NH: I was a rocket scientist and have a main belt asteroid named in my honor for the work I did at the Jet Propulsion Laboratory in the 1980s.
How did you come to live and write in Oregon?
NH: Including Oregon, I have lived in 11 states in total, looking for interesting and more lucrative career opportunities. Neither comes close to the appeal of the two in the Northwest. When I lived in Washington state we would come to spend a weekend every once in a while enjoying the fabulous food and wine scene of Portland and the Valley. I knew I wanted to carve out a niche in the wine industry here, so after moving to Virginia to take on my last full-time adult job, we continued to visit each other two or three times a year to decide where we wanted to roost. We bought our place at McMinnville in 2009. After my full-time engagement ended in 2011, I was free to do whatever I wanted. Writing has always been at the top of my list.

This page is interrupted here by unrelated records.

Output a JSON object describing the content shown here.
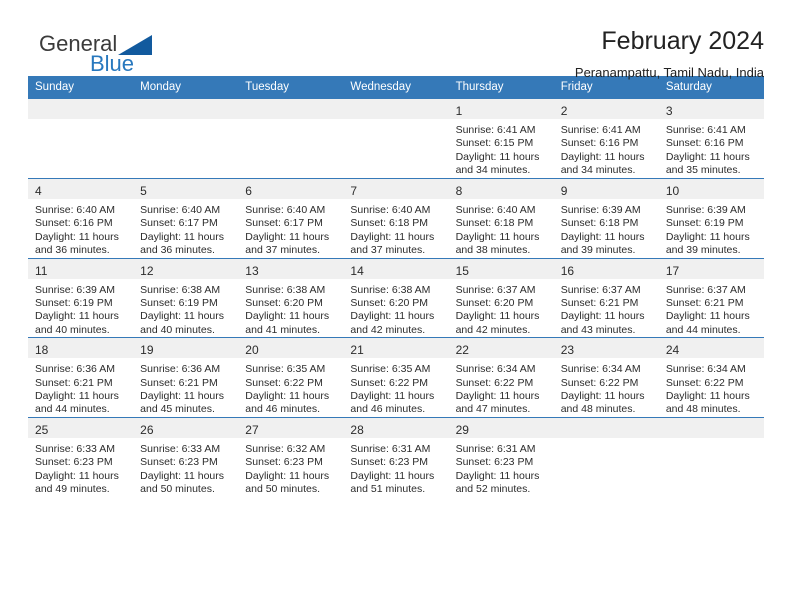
{
  "brand": {
    "name_part1": "General",
    "name_part2": "Blue",
    "triangle_color": "#125a9e",
    "blue_color": "#2878be"
  },
  "header": {
    "title": "February 2024",
    "subtitle": "Peranampattu, Tamil Nadu, India"
  },
  "theme": {
    "header_bg": "#3579b8",
    "daynum_bg": "#f0f0f0",
    "grid_line": "#3579b8"
  },
  "weekday_headers": [
    "Sunday",
    "Monday",
    "Tuesday",
    "Wednesday",
    "Thursday",
    "Friday",
    "Saturday"
  ],
  "weeks": [
    [
      {
        "day": "",
        "sunrise": "",
        "sunset": "",
        "daylight_line1": "",
        "daylight_line2": "",
        "empty": true
      },
      {
        "day": "",
        "sunrise": "",
        "sunset": "",
        "daylight_line1": "",
        "daylight_line2": "",
        "empty": true
      },
      {
        "day": "",
        "sunrise": "",
        "sunset": "",
        "daylight_line1": "",
        "daylight_line2": "",
        "empty": true
      },
      {
        "day": "",
        "sunrise": "",
        "sunset": "",
        "daylight_line1": "",
        "daylight_line2": "",
        "empty": true
      },
      {
        "day": "1",
        "sunrise": "Sunrise: 6:41 AM",
        "sunset": "Sunset: 6:15 PM",
        "daylight_line1": "Daylight: 11 hours",
        "daylight_line2": "and 34 minutes."
      },
      {
        "day": "2",
        "sunrise": "Sunrise: 6:41 AM",
        "sunset": "Sunset: 6:16 PM",
        "daylight_line1": "Daylight: 11 hours",
        "daylight_line2": "and 34 minutes."
      },
      {
        "day": "3",
        "sunrise": "Sunrise: 6:41 AM",
        "sunset": "Sunset: 6:16 PM",
        "daylight_line1": "Daylight: 11 hours",
        "daylight_line2": "and 35 minutes."
      }
    ],
    [
      {
        "day": "4",
        "sunrise": "Sunrise: 6:40 AM",
        "sunset": "Sunset: 6:16 PM",
        "daylight_line1": "Daylight: 11 hours",
        "daylight_line2": "and 36 minutes."
      },
      {
        "day": "5",
        "sunrise": "Sunrise: 6:40 AM",
        "sunset": "Sunset: 6:17 PM",
        "daylight_line1": "Daylight: 11 hours",
        "daylight_line2": "and 36 minutes."
      },
      {
        "day": "6",
        "sunrise": "Sunrise: 6:40 AM",
        "sunset": "Sunset: 6:17 PM",
        "daylight_line1": "Daylight: 11 hours",
        "daylight_line2": "and 37 minutes."
      },
      {
        "day": "7",
        "sunrise": "Sunrise: 6:40 AM",
        "sunset": "Sunset: 6:18 PM",
        "daylight_line1": "Daylight: 11 hours",
        "daylight_line2": "and 37 minutes."
      },
      {
        "day": "8",
        "sunrise": "Sunrise: 6:40 AM",
        "sunset": "Sunset: 6:18 PM",
        "daylight_line1": "Daylight: 11 hours",
        "daylight_line2": "and 38 minutes."
      },
      {
        "day": "9",
        "sunrise": "Sunrise: 6:39 AM",
        "sunset": "Sunset: 6:18 PM",
        "daylight_line1": "Daylight: 11 hours",
        "daylight_line2": "and 39 minutes."
      },
      {
        "day": "10",
        "sunrise": "Sunrise: 6:39 AM",
        "sunset": "Sunset: 6:19 PM",
        "daylight_line1": "Daylight: 11 hours",
        "daylight_line2": "and 39 minutes."
      }
    ],
    [
      {
        "day": "11",
        "sunrise": "Sunrise: 6:39 AM",
        "sunset": "Sunset: 6:19 PM",
        "daylight_line1": "Daylight: 11 hours",
        "daylight_line2": "and 40 minutes."
      },
      {
        "day": "12",
        "sunrise": "Sunrise: 6:38 AM",
        "sunset": "Sunset: 6:19 PM",
        "daylight_line1": "Daylight: 11 hours",
        "daylight_line2": "and 40 minutes."
      },
      {
        "day": "13",
        "sunrise": "Sunrise: 6:38 AM",
        "sunset": "Sunset: 6:20 PM",
        "daylight_line1": "Daylight: 11 hours",
        "daylight_line2": "and 41 minutes."
      },
      {
        "day": "14",
        "sunrise": "Sunrise: 6:38 AM",
        "sunset": "Sunset: 6:20 PM",
        "daylight_line1": "Daylight: 11 hours",
        "daylight_line2": "and 42 minutes."
      },
      {
        "day": "15",
        "sunrise": "Sunrise: 6:37 AM",
        "sunset": "Sunset: 6:20 PM",
        "daylight_line1": "Daylight: 11 hours",
        "daylight_line2": "and 42 minutes."
      },
      {
        "day": "16",
        "sunrise": "Sunrise: 6:37 AM",
        "sunset": "Sunset: 6:21 PM",
        "daylight_line1": "Daylight: 11 hours",
        "daylight_line2": "and 43 minutes."
      },
      {
        "day": "17",
        "sunrise": "Sunrise: 6:37 AM",
        "sunset": "Sunset: 6:21 PM",
        "daylight_line1": "Daylight: 11 hours",
        "daylight_line2": "and 44 minutes."
      }
    ],
    [
      {
        "day": "18",
        "sunrise": "Sunrise: 6:36 AM",
        "sunset": "Sunset: 6:21 PM",
        "daylight_line1": "Daylight: 11 hours",
        "daylight_line2": "and 44 minutes."
      },
      {
        "day": "19",
        "sunrise": "Sunrise: 6:36 AM",
        "sunset": "Sunset: 6:21 PM",
        "daylight_line1": "Daylight: 11 hours",
        "daylight_line2": "and 45 minutes."
      },
      {
        "day": "20",
        "sunrise": "Sunrise: 6:35 AM",
        "sunset": "Sunset: 6:22 PM",
        "daylight_line1": "Daylight: 11 hours",
        "daylight_line2": "and 46 minutes."
      },
      {
        "day": "21",
        "sunrise": "Sunrise: 6:35 AM",
        "sunset": "Sunset: 6:22 PM",
        "daylight_line1": "Daylight: 11 hours",
        "daylight_line2": "and 46 minutes."
      },
      {
        "day": "22",
        "sunrise": "Sunrise: 6:34 AM",
        "sunset": "Sunset: 6:22 PM",
        "daylight_line1": "Daylight: 11 hours",
        "daylight_line2": "and 47 minutes."
      },
      {
        "day": "23",
        "sunrise": "Sunrise: 6:34 AM",
        "sunset": "Sunset: 6:22 PM",
        "daylight_line1": "Daylight: 11 hours",
        "daylight_line2": "and 48 minutes."
      },
      {
        "day": "24",
        "sunrise": "Sunrise: 6:34 AM",
        "sunset": "Sunset: 6:22 PM",
        "daylight_line1": "Daylight: 11 hours",
        "daylight_line2": "and 48 minutes."
      }
    ],
    [
      {
        "day": "25",
        "sunrise": "Sunrise: 6:33 AM",
        "sunset": "Sunset: 6:23 PM",
        "daylight_line1": "Daylight: 11 hours",
        "daylight_line2": "and 49 minutes."
      },
      {
        "day": "26",
        "sunrise": "Sunrise: 6:33 AM",
        "sunset": "Sunset: 6:23 PM",
        "daylight_line1": "Daylight: 11 hours",
        "daylight_line2": "and 50 minutes."
      },
      {
        "day": "27",
        "sunrise": "Sunrise: 6:32 AM",
        "sunset": "Sunset: 6:23 PM",
        "daylight_line1": "Daylight: 11 hours",
        "daylight_line2": "and 50 minutes."
      },
      {
        "day": "28",
        "sunrise": "Sunrise: 6:31 AM",
        "sunset": "Sunset: 6:23 PM",
        "daylight_line1": "Daylight: 11 hours",
        "daylight_line2": "and 51 minutes."
      },
      {
        "day": "29",
        "sunrise": "Sunrise: 6:31 AM",
        "sunset": "Sunset: 6:23 PM",
        "daylight_line1": "Daylight: 11 hours",
        "daylight_line2": "and 52 minutes."
      },
      {
        "day": "",
        "sunrise": "",
        "sunset": "",
        "daylight_line1": "",
        "daylight_line2": "",
        "empty": true
      },
      {
        "day": "",
        "sunrise": "",
        "sunset": "",
        "daylight_line1": "",
        "daylight_line2": "",
        "empty": true
      }
    ]
  ]
}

What is one thing you would like readers to learn from your writing?
NH: More than any other substance, the interaction with wine and the culture in which it is anchored is deeply personal and must be valued. All of my pieces share my point of view and interests, but never intend to replace those of the reader. I only release tasting notes if a concert demands it because I really don’t like them for a myriad of reasons, not the least of which is that they distract a taster from their own experience.
What’s the best story you’ve ever written?
NH: âThe History of the Cost of Wine Consumptionâ on Wine-searcher.com. Everything is there: figures, economics of wine, a little humor and a deep dive into my beginnings with wine. Plus, Charlie said it was his favorite song so far. www.wine-searcher.com/m/2020/06/the-cost-of-drinking-wine-history
Describe your approach to writing about wine.
NH: At various points in the development of the room, these are showers. I get ideas, clever phrases, structural adjustments, and ways to work around mental blocks during those relaxed moments. Very few pieces write on their own; usually the ones that describe an event, but most require effort and continuous rewriting until the room decides it has had enough and is about to escape. My wife is my frontline editor and has to approve before she heads to the editor.
What are you currently working on (your own site or other outlets / publications)?
NH: I have a few wine books that I am editing for the Journal of Wine Economics as of this writing. I also have a few items in different outlets. If they are not accepted, I will continue to look for others. I keep an eye on AHIVOY for any news. And then there are my memories.
Any suggestions for wineries when dealing with writers?
NH: I have been fortunate that almost all of my interactions with the wineries, owners and winemakers have been most cordial. From what I hear, this is generally the case with my colleagues in the state. The only problem that arose once was when my many efforts to contact a winery to include in a guidebook were ignored. If the owner had given me a quick and easy courtesy “no”, I would have stopped trying.
Which wine personality (living or deceased) would you like to meet and taste?
NH: I have a soft spot for British writers like Andrew Jeffords, Hugh Johnson, Jancis Robinson and Jane Anson. It would have been fun to sit down with Michael Broadbent, Steven Spurrier, and Frank Prial.
How do you like to spend your days off?
NH: At this point in my life, most days seem like days off. I work part-time in two tasting rooms – sources of great ideas and readers for the articles – and mostly write on the days I don’t. Our grandchildren are scattered around, so we travel a lot. Most nights we enjoy movies in our home theater. Ubiquitous music, usually classical or jazz, recorded, broadcast or live, is essential.
Most memorable wine or wine experience?
NH: I always come back to the tasting that I organized in my little apartment on May 22, 1977, to celebrate the end of higher education. There were four great Claret wines classified: 1962 ChÃ¢teau La Mission Haut Brion, 1959 ChÃ¢teau Mouton-Rothschild, 1959 ChÃ¢teau Talbot and 1959 ChÃ¢teau Beychevelle, a 1971 Steinberger SpÃ¤tlese, and one that I could still imagine tasting decades later, the 1959 Steinberger Trockenbeerenauslese.
What is your favorite wine region in the world?
NH: I live there.